“Our rulebook is monkey see, monkey do with the Outlaws,” Clapper added. “They put something in their rulebook, we put it in ours. The only difference is they haven’t excluded lab tests on fuel.”

Even with Pennsylvania tracks Port Royal Speedway, Lincoln Speedway, Selinsgrove Speedway and BAPS Motor Speedway that host 410 events regularly, Clapper doesn’t feel the need to communicate with neighboring technical directors.

Clapper has learned through the years, at the local level at least, the technical work apart from the sanctioning bodies is dependent on ownership. That makes Devitt the only point of reference Clapper needs.

“They are the No. 1 sanctioning body in winged sprint car racing,” Clapper said. “If we’re doing what they’re doing, we can’t be doing much wrong. So I don’t see a need to compare rulebooks with other tracks.”

“One of the nice things about the sprint car industry is we all talk,” Devitt said. “If we’re going to make a change, we make sure it’s good for everybody.
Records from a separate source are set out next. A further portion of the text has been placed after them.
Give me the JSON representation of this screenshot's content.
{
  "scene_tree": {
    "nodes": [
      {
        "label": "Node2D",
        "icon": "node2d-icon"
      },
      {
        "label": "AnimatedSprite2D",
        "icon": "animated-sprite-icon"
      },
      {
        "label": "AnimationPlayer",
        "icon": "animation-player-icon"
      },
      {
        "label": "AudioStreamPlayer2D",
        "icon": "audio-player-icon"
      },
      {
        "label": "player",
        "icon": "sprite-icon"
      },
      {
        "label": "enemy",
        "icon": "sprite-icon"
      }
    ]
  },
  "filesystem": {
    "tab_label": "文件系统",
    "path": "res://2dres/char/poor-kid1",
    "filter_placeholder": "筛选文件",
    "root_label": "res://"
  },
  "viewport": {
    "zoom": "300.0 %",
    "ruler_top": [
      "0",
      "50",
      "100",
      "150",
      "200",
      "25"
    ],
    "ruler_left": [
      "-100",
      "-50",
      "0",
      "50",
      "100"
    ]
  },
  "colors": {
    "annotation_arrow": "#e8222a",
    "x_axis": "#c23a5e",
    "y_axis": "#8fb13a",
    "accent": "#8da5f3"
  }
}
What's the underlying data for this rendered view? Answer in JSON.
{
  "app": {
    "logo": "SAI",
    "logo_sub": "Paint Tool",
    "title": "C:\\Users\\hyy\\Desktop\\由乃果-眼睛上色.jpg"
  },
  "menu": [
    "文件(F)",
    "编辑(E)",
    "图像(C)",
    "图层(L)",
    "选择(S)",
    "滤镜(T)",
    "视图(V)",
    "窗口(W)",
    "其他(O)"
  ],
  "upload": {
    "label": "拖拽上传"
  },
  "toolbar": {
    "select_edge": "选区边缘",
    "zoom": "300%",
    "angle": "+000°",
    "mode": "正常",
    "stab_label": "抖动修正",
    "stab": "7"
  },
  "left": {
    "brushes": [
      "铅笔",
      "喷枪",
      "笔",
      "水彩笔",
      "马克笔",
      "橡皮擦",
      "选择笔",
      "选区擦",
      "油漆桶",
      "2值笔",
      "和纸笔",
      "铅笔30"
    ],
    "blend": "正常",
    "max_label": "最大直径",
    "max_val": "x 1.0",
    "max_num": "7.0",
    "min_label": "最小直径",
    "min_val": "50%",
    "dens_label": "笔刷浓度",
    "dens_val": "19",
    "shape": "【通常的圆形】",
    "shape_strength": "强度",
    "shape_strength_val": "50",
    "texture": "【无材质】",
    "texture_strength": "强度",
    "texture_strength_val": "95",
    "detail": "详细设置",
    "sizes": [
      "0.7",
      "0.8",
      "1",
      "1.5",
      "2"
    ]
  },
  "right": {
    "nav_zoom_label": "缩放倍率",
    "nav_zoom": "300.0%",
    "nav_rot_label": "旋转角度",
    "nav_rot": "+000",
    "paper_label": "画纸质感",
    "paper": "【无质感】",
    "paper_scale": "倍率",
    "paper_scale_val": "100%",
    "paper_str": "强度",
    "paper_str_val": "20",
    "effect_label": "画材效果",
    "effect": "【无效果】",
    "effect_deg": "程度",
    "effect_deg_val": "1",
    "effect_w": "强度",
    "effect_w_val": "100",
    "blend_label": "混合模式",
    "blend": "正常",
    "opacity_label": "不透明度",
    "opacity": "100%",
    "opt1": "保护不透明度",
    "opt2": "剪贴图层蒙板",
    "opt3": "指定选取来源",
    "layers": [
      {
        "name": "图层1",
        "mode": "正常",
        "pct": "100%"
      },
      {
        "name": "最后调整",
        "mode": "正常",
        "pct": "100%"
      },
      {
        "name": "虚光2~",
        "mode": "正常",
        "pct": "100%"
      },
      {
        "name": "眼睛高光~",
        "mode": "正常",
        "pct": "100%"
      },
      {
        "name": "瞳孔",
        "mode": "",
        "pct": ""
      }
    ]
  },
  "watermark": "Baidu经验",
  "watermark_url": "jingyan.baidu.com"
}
Unlike some other series that fight against each other all the time, different realms of racing where everybody seems to be against each other instead of helping each other.

“The sprint car industry, it’s nice to have that camaraderie within the series that we’re able to work together to reach a common goal,” Devitt concluded.